• **Aim of the task**
Set down each entry exactly; omit images.

Web page and app entries:
────────────────────
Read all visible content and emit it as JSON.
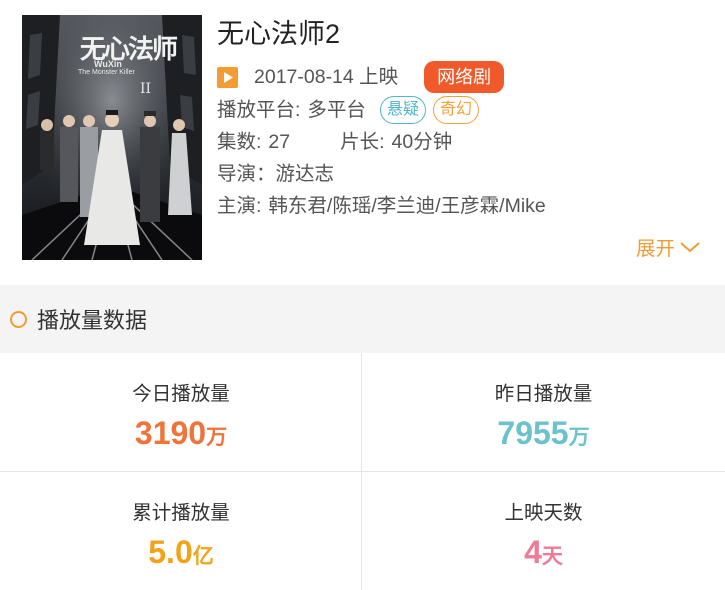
{
  "show": {
    "title": "无心法师2",
    "release_date": "2017-08-14 上映",
    "type_badge": "网络剧",
    "platform_label": "播放平台:",
    "platform_value": "多平台",
    "genres": [
      "悬疑",
      "奇幻"
    ],
    "episodes_label": "集数:",
    "episodes_value": "27",
    "duration_label": "片长:",
    "duration_value": "40分钟",
    "director_label": "导演：",
    "director_value": "游达志",
    "cast_label": "主演:",
    "cast_value": "韩东君/陈瑶/李兰迪/王彦霖/Mike",
    "expand_label": "展开",
    "poster_title": "无心法师",
    "poster_subtitle_en": "WuXin",
    "poster_subtitle_en2": "The Monster Killer",
    "poster_numeral": "II"
  },
  "section": {
    "title": "播放量数据"
  },
  "stats": [
    {
      "label": "今日播放量",
      "value": "3190",
      "unit": "万",
      "color": "#f0743a"
    },
    {
      "label": "昨日播放量",
      "value": "7955",
      "unit": "万",
      "color": "#6cc2cc"
    },
    {
      "label": "累计播放量",
      "value": "5.0",
      "unit": "亿",
      "color": "#f2a318"
    },
    {
      "label": "上映天数",
      "value": "4",
      "unit": "天",
      "color": "#ec7b97"
    }
  ],
  "colors": {
    "accent_orange": "#f39c33",
    "badge_red": "#f05a2a",
    "tag_blue": "#4fb6cc",
    "tag_orange": "#f2a13a"
  }
}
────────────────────
• **Task output**
Read all visible content and emit it as JSON.
{
  "show": {
    "title": "无心法师2",
    "release_date": "2017-08-14 上映",
    "type_badge": "网络剧",
    "platform_label": "播放平台:",
    "platform_value": "多平台",
    "genres": [
      "悬疑",
      "奇幻"
    ],
    "episodes_label": "集数:",
    "episodes_value": "27",
    "duration_label": "片长:",
    "duration_value": "40分钟",
    "director_label": "导演：",
    "director_value": "游达志",
    "cast_label": "主演:",
    "cast_value": "韩东君/陈瑶/李兰迪/王彦霖/Mike",
    "expand_label": "展开",
    "poster_title": "无心法师",
    "poster_subtitle_en": "WuXin",
    "poster_subtitle_en2": "The Monster Killer",
    "poster_numeral": "II"
  },
  "section": {
    "title": "播放量数据"
  },
  "stats": [
    {
      "label": "今日播放量",
      "value": "3190",
      "unit": "万",
      "color": "#f0743a"
    },
    {
      "label": "昨日播放量",
      "value": "7955",
      "unit": "万",
      "color": "#6cc2cc"
    },
    {
      "label": "累计播放量",
      "value": "5.0",
      "unit": "亿",
      "color": "#f2a318"
    },
    {
      "label": "上映天数",
      "value": "4",
      "unit": "天",
      "color": "#ec7b97"
    }
  ],
  "colors": {
    "accent_orange": "#f39c33",
    "badge_red": "#f05a2a",
    "tag_blue": "#4fb6cc",
    "tag_orange": "#f2a13a"
  }
}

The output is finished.